=== EXERCISE INPUT ===
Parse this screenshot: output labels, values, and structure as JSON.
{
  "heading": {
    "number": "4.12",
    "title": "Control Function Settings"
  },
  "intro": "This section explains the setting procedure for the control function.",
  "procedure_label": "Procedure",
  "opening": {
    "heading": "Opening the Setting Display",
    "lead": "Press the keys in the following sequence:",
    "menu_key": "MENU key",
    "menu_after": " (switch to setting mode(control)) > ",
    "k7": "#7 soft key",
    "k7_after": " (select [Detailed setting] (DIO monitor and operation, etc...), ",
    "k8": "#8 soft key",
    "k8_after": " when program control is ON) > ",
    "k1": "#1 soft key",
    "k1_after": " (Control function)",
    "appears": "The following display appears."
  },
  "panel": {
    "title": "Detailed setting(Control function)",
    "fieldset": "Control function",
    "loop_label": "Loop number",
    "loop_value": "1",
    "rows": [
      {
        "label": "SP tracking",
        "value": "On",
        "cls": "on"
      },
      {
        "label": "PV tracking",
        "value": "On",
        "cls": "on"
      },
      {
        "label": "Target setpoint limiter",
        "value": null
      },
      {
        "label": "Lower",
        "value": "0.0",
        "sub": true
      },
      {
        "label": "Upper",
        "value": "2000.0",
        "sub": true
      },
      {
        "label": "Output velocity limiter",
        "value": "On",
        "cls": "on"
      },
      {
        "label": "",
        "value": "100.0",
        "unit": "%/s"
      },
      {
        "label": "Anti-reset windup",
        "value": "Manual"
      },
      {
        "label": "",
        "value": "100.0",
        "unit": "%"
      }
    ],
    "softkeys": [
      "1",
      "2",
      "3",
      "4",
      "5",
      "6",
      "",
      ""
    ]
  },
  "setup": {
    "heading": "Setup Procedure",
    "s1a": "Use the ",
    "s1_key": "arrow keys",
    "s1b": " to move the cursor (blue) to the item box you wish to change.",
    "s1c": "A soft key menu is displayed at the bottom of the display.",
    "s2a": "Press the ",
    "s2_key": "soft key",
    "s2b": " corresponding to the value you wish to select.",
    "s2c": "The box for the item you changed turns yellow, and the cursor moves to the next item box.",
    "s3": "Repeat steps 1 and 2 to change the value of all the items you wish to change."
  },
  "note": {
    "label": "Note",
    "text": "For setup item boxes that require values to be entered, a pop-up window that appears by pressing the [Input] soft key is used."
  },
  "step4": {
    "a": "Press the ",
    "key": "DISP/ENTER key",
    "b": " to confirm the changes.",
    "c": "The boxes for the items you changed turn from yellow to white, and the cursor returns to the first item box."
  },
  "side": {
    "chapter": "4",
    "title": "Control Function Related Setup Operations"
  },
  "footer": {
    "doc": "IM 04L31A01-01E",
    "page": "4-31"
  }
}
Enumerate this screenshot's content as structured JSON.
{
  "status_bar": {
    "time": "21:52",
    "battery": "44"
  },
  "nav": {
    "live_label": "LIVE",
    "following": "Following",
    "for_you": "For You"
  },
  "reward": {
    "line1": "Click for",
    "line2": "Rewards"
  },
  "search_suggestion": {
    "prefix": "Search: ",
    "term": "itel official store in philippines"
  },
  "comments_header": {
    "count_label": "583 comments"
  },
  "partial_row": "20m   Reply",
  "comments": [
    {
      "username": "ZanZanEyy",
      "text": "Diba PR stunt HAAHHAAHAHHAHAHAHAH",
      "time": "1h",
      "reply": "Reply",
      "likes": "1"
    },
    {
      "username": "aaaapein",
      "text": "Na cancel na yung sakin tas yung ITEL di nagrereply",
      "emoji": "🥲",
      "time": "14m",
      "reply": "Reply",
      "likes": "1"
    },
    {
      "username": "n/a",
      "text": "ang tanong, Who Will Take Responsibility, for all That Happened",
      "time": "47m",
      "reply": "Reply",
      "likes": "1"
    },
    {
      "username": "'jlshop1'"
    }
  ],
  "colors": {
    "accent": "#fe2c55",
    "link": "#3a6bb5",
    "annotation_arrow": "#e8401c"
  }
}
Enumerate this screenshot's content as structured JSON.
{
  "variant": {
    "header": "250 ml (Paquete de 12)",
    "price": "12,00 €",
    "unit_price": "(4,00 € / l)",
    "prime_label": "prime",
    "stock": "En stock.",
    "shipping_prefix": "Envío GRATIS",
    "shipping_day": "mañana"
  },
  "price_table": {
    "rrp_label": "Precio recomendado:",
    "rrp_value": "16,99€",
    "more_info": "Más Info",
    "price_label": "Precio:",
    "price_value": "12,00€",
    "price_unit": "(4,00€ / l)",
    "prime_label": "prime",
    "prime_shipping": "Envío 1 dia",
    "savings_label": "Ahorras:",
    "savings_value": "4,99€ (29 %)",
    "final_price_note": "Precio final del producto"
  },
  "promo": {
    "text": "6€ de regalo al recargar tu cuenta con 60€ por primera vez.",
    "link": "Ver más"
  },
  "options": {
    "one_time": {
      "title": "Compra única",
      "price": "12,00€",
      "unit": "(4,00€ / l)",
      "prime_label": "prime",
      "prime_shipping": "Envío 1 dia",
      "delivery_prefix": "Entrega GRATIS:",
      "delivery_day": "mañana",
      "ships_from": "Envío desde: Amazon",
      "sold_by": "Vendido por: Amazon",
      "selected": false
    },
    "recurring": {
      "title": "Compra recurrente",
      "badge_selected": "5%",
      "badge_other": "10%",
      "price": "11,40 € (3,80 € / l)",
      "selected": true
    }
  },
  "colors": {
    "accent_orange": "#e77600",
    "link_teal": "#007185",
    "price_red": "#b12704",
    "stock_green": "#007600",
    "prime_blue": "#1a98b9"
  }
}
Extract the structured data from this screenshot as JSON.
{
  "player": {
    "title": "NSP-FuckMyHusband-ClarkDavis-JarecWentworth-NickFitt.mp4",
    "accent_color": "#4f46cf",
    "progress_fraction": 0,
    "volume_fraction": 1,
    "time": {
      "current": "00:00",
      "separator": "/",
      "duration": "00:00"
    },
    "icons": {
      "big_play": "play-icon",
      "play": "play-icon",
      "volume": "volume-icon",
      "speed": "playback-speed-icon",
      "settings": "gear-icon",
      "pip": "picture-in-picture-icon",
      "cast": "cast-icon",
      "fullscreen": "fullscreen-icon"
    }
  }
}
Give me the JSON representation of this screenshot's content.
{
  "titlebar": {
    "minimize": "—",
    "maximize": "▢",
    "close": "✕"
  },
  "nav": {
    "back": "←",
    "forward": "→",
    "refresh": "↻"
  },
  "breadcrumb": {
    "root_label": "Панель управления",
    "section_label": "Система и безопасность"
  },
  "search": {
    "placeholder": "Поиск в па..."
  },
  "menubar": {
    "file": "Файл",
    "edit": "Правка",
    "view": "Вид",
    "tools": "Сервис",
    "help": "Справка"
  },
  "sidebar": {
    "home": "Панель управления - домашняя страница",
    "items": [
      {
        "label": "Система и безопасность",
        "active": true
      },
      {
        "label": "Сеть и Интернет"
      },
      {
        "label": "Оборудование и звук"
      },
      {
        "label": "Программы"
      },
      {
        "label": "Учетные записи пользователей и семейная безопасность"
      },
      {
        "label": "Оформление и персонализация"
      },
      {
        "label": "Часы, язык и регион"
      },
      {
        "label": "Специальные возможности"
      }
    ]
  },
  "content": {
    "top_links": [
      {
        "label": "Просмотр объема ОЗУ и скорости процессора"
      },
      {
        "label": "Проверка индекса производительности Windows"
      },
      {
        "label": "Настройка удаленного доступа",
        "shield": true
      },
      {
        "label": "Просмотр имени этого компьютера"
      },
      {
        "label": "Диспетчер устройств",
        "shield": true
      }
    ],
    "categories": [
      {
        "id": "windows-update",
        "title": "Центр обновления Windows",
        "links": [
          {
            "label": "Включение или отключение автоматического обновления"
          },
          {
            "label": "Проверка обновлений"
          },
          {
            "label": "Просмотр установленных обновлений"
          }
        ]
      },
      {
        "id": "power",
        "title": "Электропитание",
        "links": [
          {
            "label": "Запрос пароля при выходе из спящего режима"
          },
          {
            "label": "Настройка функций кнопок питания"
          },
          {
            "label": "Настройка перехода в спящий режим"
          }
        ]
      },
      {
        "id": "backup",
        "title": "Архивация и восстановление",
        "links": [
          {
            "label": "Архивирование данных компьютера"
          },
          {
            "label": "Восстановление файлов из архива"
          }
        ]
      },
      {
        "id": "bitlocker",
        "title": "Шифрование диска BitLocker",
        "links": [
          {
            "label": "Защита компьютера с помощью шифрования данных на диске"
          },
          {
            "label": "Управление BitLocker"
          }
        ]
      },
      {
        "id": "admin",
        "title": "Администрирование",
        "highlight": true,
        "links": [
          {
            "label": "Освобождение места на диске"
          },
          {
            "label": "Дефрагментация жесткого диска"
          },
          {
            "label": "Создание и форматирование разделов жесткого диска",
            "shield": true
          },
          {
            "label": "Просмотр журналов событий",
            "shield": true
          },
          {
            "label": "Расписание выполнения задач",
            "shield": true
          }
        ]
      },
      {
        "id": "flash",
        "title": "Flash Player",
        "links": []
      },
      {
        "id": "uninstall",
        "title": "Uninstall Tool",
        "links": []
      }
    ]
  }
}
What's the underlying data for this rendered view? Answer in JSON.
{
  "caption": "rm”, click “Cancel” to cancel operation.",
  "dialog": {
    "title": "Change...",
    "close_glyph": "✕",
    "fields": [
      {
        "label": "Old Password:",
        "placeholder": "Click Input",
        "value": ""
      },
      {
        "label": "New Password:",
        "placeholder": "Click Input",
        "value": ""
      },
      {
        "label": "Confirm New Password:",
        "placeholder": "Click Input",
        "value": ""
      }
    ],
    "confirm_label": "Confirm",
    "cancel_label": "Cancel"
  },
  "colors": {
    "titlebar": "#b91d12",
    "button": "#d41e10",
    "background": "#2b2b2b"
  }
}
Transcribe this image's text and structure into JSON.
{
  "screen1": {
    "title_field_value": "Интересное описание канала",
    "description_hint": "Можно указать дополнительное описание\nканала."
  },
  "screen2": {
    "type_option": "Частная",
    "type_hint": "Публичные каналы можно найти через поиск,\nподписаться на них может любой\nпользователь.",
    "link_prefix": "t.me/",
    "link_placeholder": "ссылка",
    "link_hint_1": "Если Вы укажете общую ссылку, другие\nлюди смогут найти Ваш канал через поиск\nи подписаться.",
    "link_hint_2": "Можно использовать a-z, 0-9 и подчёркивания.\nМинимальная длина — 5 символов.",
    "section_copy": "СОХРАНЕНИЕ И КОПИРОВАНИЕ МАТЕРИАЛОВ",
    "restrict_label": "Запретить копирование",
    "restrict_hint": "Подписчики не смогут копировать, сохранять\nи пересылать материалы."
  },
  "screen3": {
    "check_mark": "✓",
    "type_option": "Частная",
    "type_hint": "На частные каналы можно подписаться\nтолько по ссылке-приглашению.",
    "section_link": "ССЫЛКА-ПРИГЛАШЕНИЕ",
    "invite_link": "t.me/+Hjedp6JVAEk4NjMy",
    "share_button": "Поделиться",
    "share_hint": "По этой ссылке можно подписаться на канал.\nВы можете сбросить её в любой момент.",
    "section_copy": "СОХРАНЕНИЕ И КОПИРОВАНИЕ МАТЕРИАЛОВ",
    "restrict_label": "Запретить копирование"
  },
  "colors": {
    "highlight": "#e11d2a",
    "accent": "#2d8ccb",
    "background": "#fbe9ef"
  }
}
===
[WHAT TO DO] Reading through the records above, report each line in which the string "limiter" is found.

[OUTPUT OF THE TASK]
        "label": "Target setpoint limiter",
        "label": "Output velocity limiter",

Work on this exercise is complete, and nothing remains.